Component data from apps and pages
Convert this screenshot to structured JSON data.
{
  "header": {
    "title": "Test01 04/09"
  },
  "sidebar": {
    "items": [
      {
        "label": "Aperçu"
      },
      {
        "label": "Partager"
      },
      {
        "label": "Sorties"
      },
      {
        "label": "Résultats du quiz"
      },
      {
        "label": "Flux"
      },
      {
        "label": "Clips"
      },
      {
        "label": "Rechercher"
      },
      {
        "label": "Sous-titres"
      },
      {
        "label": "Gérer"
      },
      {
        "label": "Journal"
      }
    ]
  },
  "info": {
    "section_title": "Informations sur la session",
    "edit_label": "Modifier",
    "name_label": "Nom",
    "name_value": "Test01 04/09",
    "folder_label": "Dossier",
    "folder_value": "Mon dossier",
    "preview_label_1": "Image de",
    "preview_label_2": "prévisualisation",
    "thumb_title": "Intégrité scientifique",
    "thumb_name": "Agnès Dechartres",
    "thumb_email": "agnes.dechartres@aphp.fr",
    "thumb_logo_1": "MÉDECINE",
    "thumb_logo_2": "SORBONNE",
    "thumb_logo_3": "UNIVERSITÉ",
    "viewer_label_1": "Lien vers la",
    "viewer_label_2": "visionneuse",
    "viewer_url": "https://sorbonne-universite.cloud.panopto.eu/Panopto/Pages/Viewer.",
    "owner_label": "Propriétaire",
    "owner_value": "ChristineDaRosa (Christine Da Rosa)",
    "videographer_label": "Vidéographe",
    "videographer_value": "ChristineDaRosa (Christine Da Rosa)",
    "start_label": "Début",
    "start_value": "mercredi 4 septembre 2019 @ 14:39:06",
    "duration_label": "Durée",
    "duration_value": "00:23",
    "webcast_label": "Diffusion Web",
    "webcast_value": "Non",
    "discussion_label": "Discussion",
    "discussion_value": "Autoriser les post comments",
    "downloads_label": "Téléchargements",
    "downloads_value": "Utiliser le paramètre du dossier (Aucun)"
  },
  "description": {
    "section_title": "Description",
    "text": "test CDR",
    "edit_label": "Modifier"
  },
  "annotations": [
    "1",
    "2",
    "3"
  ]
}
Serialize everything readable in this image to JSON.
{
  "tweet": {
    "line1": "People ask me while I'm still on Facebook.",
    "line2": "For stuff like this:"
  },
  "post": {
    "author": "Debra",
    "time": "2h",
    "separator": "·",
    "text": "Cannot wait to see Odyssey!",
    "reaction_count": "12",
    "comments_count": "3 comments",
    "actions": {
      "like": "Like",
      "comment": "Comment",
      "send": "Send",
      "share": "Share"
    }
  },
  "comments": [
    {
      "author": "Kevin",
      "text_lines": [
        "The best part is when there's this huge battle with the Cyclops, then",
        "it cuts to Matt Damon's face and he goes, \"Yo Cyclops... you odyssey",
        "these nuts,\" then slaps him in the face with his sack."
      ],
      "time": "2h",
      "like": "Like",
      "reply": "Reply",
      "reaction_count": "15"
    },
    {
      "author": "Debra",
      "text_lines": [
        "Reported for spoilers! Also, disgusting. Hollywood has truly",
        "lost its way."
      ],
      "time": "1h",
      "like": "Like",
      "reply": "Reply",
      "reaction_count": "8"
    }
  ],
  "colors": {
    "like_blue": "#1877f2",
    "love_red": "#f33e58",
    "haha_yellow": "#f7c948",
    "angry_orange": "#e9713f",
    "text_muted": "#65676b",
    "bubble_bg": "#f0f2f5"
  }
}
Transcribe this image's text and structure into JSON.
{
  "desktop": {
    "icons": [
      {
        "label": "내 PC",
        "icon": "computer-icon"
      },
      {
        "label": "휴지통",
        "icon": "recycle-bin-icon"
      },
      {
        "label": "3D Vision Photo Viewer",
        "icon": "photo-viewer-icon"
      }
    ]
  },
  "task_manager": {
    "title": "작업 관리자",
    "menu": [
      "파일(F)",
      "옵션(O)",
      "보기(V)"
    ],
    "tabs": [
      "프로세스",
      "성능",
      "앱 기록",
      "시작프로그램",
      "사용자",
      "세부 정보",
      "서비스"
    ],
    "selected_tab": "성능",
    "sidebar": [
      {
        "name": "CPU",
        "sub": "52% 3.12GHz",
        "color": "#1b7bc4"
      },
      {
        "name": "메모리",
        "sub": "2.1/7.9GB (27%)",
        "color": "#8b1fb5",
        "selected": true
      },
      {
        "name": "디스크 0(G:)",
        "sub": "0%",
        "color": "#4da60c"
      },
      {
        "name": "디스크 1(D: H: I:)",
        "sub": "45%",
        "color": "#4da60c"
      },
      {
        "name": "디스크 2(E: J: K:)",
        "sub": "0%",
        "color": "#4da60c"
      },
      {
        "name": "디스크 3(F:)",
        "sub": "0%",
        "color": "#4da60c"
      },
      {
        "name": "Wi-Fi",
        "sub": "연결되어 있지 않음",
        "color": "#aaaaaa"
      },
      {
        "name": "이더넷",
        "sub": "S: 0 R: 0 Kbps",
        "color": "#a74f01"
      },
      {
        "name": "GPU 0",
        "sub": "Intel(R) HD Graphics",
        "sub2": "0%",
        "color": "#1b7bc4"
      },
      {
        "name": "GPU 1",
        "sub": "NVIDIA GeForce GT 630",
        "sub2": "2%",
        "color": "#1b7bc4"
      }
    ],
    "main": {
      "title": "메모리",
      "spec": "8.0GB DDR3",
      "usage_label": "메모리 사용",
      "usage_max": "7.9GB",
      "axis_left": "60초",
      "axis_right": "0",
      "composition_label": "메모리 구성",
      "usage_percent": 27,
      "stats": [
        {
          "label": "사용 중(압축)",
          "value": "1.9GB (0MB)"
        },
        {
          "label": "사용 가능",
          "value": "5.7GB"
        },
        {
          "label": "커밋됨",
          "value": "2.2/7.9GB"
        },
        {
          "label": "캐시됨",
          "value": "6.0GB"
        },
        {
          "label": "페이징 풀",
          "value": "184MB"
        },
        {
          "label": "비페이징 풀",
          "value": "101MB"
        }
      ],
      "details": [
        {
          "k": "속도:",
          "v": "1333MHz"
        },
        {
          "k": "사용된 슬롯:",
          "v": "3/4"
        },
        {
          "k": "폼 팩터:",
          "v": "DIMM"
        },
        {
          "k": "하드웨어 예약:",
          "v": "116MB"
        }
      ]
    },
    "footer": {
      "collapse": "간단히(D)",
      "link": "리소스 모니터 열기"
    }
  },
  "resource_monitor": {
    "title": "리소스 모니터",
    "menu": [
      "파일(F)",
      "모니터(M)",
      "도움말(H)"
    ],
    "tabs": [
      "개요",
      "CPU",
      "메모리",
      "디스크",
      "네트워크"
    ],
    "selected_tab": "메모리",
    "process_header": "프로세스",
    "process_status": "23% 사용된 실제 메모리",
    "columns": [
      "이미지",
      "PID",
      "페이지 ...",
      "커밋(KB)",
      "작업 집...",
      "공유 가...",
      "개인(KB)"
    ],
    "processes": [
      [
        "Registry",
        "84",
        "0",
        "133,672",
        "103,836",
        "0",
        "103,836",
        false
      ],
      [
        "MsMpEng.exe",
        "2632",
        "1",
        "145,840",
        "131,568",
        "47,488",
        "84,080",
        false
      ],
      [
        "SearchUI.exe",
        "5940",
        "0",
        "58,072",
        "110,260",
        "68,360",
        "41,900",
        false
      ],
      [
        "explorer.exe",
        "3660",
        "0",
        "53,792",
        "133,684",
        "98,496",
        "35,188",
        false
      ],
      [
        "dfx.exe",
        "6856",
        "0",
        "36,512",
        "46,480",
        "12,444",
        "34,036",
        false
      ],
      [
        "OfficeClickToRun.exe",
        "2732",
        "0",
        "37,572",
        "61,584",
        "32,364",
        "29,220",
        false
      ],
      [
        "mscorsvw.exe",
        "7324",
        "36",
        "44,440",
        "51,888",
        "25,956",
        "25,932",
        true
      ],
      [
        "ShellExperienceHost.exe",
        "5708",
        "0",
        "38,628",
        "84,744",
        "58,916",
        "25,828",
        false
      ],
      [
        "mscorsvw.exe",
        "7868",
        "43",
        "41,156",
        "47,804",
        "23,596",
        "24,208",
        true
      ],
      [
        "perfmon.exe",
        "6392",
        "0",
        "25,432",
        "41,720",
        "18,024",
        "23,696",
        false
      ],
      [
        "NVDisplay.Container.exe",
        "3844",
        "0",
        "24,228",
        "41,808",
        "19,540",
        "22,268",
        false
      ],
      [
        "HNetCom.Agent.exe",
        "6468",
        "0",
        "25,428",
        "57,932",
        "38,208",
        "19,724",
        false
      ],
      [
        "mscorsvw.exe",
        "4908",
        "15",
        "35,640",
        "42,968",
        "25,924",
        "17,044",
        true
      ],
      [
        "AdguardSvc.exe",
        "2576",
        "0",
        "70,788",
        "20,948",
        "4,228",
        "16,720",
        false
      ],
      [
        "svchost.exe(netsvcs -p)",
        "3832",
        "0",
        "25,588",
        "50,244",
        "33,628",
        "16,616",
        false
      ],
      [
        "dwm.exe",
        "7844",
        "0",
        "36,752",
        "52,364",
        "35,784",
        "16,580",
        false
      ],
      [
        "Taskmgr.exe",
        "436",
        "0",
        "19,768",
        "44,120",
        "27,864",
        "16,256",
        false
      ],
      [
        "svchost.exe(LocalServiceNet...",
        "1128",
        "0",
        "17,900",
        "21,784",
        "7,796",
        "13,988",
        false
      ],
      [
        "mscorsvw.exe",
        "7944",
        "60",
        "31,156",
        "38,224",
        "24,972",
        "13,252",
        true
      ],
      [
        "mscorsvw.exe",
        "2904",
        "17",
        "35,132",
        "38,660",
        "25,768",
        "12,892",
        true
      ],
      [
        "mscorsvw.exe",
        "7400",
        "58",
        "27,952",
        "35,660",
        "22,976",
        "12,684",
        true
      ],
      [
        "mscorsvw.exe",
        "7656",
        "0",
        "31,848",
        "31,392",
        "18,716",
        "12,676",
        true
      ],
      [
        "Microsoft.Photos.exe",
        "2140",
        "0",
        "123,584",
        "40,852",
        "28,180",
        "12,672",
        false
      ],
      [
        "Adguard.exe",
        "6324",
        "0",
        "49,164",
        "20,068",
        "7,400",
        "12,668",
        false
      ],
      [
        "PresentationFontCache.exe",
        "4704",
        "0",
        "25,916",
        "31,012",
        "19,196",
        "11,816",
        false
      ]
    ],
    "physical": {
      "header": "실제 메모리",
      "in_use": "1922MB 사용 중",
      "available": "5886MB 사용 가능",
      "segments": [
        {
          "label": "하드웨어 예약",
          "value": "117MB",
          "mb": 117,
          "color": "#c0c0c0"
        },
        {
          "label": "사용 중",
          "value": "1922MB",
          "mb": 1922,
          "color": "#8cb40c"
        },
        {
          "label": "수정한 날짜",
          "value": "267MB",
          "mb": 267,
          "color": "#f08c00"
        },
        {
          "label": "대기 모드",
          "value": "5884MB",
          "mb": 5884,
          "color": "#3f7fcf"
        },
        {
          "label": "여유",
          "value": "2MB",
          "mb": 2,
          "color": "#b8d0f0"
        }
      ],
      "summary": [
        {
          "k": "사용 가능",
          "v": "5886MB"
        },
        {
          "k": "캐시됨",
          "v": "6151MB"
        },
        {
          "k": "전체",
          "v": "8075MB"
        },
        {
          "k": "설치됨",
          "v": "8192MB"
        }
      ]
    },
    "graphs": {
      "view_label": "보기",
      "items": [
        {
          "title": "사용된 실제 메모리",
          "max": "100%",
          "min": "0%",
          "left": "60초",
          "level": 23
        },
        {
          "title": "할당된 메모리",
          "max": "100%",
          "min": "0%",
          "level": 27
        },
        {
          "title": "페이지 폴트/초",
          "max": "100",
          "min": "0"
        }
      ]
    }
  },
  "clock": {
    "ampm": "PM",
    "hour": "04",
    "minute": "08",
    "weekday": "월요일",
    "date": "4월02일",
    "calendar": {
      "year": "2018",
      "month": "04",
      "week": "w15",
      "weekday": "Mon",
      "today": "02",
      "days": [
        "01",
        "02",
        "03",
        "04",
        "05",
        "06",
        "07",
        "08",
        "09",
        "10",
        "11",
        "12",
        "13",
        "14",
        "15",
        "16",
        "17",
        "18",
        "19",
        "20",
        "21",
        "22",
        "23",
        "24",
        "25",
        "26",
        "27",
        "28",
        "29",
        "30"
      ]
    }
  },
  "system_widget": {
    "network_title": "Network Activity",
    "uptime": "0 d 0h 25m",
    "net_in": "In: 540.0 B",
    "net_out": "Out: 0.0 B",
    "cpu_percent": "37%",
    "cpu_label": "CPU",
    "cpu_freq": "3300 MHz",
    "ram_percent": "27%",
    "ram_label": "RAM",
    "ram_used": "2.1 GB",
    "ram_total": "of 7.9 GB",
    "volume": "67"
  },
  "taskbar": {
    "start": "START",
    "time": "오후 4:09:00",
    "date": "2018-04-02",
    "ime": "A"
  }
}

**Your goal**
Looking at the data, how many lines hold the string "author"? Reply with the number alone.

**Reply**
3